*WHAT YOU SHOULD DO*:
The required answer is an exact copy of the records below, without pictures.

(Recorded data)
---

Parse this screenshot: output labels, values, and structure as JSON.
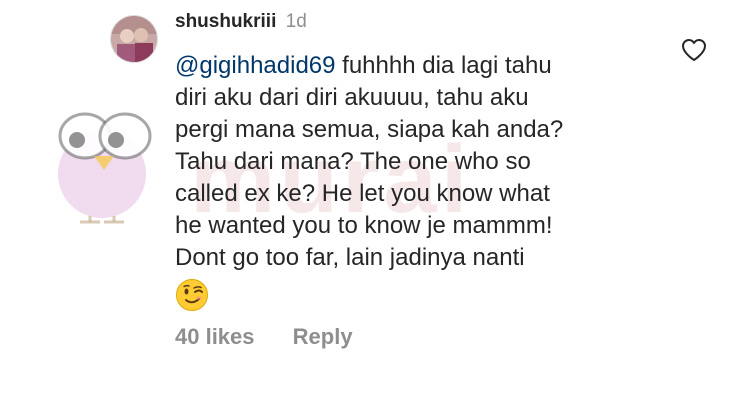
{
  "comment": {
    "username": "shushukriii",
    "time_ago": "1d",
    "mention": "@gigihhadid69",
    "text_lines": [
      " fuhhhh dia lagi tahu",
      "diri aku dari diri akuuuu, tahu aku",
      "pergi mana semua, siapa kah anda?",
      "Tahu dari mana? The one who so",
      "called ex ke? He let you know what",
      "he wanted you to know je mammm!",
      "Dont go too far, lain jadinya nanti"
    ],
    "emoji": "winking-face",
    "likes": "40 likes",
    "reply_label": "Reply"
  },
  "watermark": {
    "text": "murai"
  },
  "colors": {
    "text": "#262626",
    "muted": "#8e8e8e",
    "mention": "#00376b",
    "watermark": "#ebcdcd"
  }
}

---

*ANSWER SECTION*:
Parse this screenshot: output labels, values, and structure as JSON.
{
  "comment": {
    "username": "shushukriii",
    "time_ago": "1d",
    "mention": "@gigihhadid69",
    "text_lines": [
      " fuhhhh dia lagi tahu",
      "diri aku dari diri akuuuu, tahu aku",
      "pergi mana semua, siapa kah anda?",
      "Tahu dari mana? The one who so",
      "called ex ke? He let you know what",
      "he wanted you to know je mammm!",
      "Dont go too far, lain jadinya nanti"
    ],
    "emoji": "winking-face",
    "likes": "40 likes",
    "reply_label": "Reply"
  },
  "watermark": {
    "text": "murai"
  },
  "colors": {
    "text": "#262626",
    "muted": "#8e8e8e",
    "mention": "#00376b",
    "watermark": "#ebcdcd"
  }
}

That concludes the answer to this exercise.